• [What is expected]: Pictures aside, return all of the records exactly as they stand.

• [The data]:
══════════════════════════════

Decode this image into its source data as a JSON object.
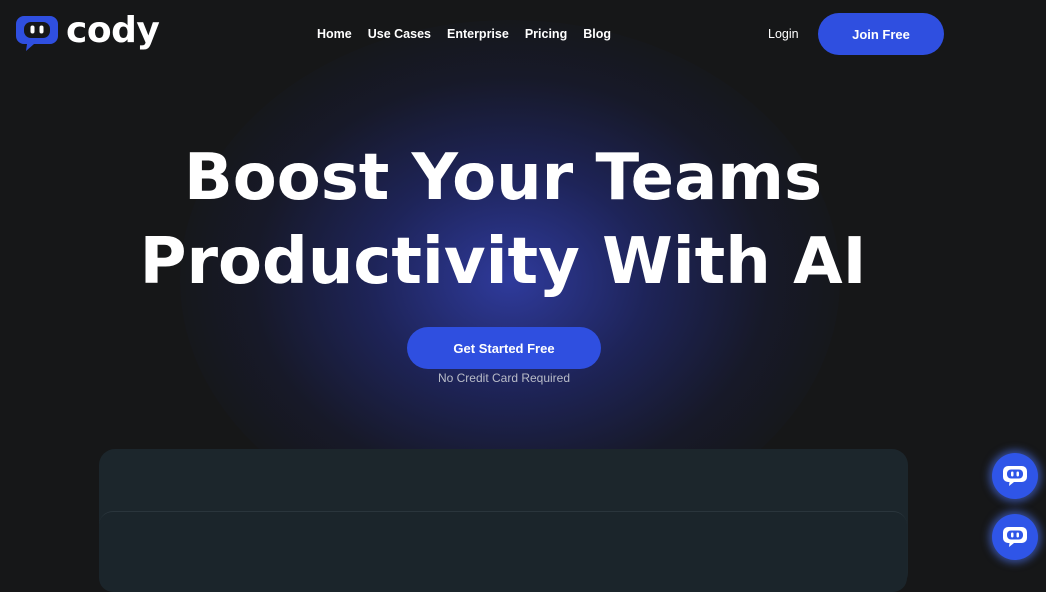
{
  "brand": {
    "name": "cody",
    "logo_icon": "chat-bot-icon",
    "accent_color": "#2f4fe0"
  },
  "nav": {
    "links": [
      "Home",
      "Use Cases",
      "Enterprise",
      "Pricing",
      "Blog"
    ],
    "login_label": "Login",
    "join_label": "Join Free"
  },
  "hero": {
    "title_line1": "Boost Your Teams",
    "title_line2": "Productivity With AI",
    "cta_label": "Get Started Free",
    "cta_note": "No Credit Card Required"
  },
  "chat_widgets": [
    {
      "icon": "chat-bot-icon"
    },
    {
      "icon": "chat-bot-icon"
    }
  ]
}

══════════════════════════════

• [Output of the exercise]:
Decode this image into its source data as a JSON object.
{
  "brand": {
    "name": "cody",
    "logo_icon": "chat-bot-icon",
    "accent_color": "#2f4fe0"
  },
  "nav": {
    "links": [
      "Home",
      "Use Cases",
      "Enterprise",
      "Pricing",
      "Blog"
    ],
    "login_label": "Login",
    "join_label": "Join Free"
  },
  "hero": {
    "title_line1": "Boost Your Teams",
    "title_line2": "Productivity With AI",
    "cta_label": "Get Started Free",
    "cta_note": "No Credit Card Required"
  },
  "chat_widgets": [
    {
      "icon": "chat-bot-icon"
    },
    {
      "icon": "chat-bot-icon"
    }
  ]
}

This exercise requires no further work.